__Exercise instructions__: Pull every line with the word "dann" out of the entries below.

__Record excerpts__:
□ □ □ □

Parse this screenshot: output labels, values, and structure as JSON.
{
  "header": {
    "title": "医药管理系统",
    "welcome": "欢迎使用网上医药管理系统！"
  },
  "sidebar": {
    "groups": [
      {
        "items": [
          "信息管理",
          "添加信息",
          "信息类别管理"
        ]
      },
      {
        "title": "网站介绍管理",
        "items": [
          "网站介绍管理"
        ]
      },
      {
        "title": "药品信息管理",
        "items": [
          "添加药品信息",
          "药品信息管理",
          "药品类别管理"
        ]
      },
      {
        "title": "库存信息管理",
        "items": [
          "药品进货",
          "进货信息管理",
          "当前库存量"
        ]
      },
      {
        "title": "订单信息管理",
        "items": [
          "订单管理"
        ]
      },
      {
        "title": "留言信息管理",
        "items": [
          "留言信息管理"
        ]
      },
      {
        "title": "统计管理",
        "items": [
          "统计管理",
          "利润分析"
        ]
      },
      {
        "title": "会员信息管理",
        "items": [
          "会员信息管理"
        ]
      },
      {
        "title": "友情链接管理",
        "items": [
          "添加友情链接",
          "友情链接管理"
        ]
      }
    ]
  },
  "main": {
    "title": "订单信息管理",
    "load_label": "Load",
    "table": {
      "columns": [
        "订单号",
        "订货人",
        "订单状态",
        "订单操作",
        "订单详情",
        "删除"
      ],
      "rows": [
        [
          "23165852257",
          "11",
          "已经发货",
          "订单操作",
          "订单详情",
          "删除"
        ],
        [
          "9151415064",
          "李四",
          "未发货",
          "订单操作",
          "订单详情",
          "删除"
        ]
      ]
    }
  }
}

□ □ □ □

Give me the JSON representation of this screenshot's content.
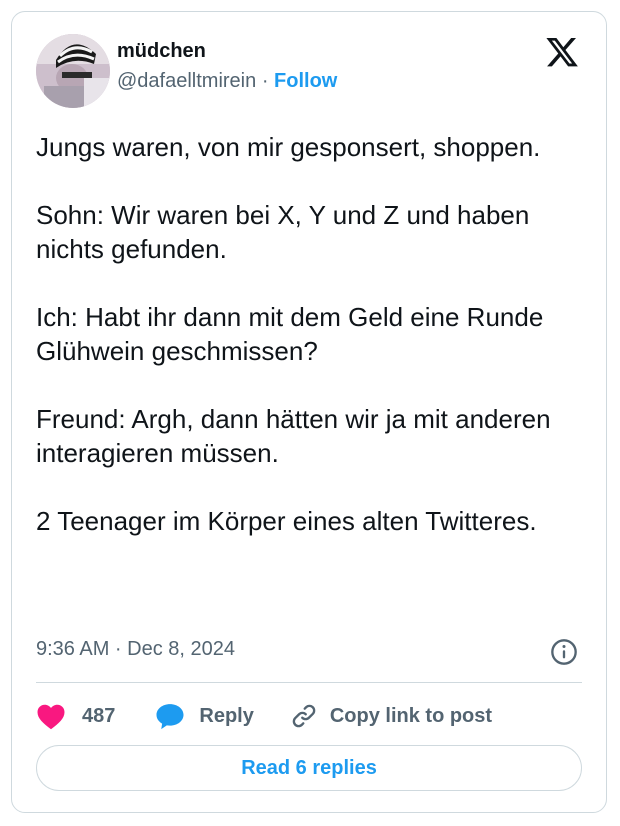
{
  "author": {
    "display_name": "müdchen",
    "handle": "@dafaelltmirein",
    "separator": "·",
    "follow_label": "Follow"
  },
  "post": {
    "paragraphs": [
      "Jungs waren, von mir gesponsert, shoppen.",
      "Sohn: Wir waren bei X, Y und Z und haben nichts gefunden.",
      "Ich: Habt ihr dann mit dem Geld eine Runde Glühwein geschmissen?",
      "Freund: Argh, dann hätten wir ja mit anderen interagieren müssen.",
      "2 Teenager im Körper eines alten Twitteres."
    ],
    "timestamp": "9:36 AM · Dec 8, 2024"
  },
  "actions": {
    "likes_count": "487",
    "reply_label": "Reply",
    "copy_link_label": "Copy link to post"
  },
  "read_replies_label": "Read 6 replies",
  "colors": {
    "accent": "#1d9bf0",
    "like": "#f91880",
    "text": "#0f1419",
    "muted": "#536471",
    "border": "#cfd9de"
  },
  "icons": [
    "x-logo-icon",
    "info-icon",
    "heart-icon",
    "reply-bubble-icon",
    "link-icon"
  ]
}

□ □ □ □

__Written answer__:
      "Ich: Habt ihr dann mit dem Geld eine Runde Glühwein geschmissen?",
      "Freund: Argh, dann hätten wir ja mit anderen interagieren müssen.",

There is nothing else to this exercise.